A Leader’s greatest impact is when they motivate their followers to action by appealing to their shared sense of their organization’s essence. Use these questions to rate your leaders’ abilities:

1. Leading to Thrive

  • To what extent do your leaders focused on developing rewarding not just working relationships?
  • How reliant are your leaders on “command and control”?
  • How well do they really engage those they lead?
  • How well do they foster a culture of collaboration? Consider both internally and externally.

2. Leading to the Essence

Do your people know what your organization stands for? Specifically:

  • How well understood is the organization’s essence? (mission, values, intent and ethics)
  • How well aligned are my people with the Organization’s Essence and where it’s headed?
  • To what extent do leaders use the essence to guide and coach their people?

3. Developing Leaders

  • To what extent are you distributing and empowering leaders at all levels.
  • What evidence do you see of true “inter-reaction” where success and failure are openly discussed?
  • To what extent do they then take lessons learned and use them to repeat success and avoid failure.
  • How well do they use processes to help people stand back, objectify problems and make people’s thought processes transparent?
  • To what extent does the urgent drive out the important and mask how things accumulate, misalign and make each subsequent more difficult?

4. Problem Solving

  • How often do your leaders try to solve complex problems with processes geared to “benign or simple problems”?
  • How often do leaders face complex or wicked problems?

5. Leading Learning

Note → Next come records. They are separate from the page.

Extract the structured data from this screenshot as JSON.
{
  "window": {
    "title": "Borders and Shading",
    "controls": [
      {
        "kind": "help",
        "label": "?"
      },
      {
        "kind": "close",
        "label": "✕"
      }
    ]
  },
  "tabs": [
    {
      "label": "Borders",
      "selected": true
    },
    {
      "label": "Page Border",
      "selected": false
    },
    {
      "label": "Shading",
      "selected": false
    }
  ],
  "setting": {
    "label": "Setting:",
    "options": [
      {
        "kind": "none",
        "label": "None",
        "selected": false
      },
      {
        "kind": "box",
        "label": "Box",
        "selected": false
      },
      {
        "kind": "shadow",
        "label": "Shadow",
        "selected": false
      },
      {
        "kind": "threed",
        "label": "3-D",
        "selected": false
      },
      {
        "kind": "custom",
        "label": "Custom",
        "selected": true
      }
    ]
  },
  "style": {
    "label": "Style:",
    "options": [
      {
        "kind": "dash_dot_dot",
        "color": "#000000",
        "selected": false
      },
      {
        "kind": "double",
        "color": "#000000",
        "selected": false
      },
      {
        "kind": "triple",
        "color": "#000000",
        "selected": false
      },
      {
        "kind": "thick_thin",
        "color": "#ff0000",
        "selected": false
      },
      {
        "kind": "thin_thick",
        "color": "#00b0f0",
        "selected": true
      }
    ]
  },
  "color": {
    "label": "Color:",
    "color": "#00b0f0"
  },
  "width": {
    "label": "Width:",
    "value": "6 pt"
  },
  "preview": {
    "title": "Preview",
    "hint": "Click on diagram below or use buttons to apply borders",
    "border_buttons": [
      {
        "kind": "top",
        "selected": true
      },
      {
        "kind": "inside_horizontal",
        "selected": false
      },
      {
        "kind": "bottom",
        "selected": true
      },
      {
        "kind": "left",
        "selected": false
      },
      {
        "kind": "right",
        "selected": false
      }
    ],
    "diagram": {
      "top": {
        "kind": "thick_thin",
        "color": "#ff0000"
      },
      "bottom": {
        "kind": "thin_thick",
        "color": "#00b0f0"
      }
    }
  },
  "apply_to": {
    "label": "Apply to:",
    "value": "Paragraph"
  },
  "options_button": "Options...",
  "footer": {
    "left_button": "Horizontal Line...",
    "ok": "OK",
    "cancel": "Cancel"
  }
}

  • What expectations do we have of people to develop shared knowledge from similar situations?
  • How much effort have you put into helping people express being puzzled or misunderstood?
  • How well do they lead people on tackling problems and solutions by sharing understandings, resolving differences and producing agreed courses of action?
  • How well have leaders, especially senior leaders, consistently expressed their expectations of learning to all levels across the organization?